How to complete this task -> Please print each entry below exactly as it reads.

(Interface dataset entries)
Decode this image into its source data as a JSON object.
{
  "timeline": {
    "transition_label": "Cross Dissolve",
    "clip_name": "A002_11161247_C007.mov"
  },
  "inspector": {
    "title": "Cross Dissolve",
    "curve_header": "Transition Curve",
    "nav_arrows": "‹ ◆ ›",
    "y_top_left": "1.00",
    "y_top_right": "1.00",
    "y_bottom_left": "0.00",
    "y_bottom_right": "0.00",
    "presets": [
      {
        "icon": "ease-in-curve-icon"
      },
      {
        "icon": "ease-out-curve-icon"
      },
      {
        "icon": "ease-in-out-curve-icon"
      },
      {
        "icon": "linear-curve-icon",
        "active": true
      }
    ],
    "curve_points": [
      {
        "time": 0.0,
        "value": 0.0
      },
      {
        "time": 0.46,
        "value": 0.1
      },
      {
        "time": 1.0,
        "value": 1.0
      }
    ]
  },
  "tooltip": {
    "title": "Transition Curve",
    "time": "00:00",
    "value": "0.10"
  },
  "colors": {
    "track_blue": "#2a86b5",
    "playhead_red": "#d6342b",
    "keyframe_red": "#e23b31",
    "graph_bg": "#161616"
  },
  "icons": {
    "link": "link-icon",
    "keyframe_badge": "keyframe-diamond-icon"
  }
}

Answer area ->
Decode this image into its source data as a JSON object.
{
  "timeline": {
    "transition_label": "Cross Dissolve",
    "clip_name": "A002_11161247_C007.mov"
  },
  "inspector": {
    "title": "Cross Dissolve",
    "curve_header": "Transition Curve",
    "nav_arrows": "‹ ◆ ›",
    "y_top_left": "1.00",
    "y_top_right": "1.00",
    "y_bottom_left": "0.00",
    "y_bottom_right": "0.00",
    "presets": [
      {
        "icon": "ease-in-curve-icon"
      },
      {
        "icon": "ease-out-curve-icon"
      },
      {
        "icon": "ease-in-out-curve-icon"
      },
      {
        "icon": "linear-curve-icon",
        "active": true
      }
    ],
    "curve_points": [
      {
        "time": 0.0,
        "value": 0.0
      },
      {
        "time": 0.46,
        "value": 0.1
      },
      {
        "time": 1.0,
        "value": 1.0
      }
    ]
  },
  "tooltip": {
    "title": "Transition Curve",
    "time": "00:00",
    "value": "0.10"
  },
  "colors": {
    "track_blue": "#2a86b5",
    "playhead_red": "#d6342b",
    "keyframe_red": "#e23b31",
    "graph_bg": "#161616"
  },
  "icons": {
    "link": "link-icon",
    "keyframe_badge": "keyframe-diamond-icon"
  }
}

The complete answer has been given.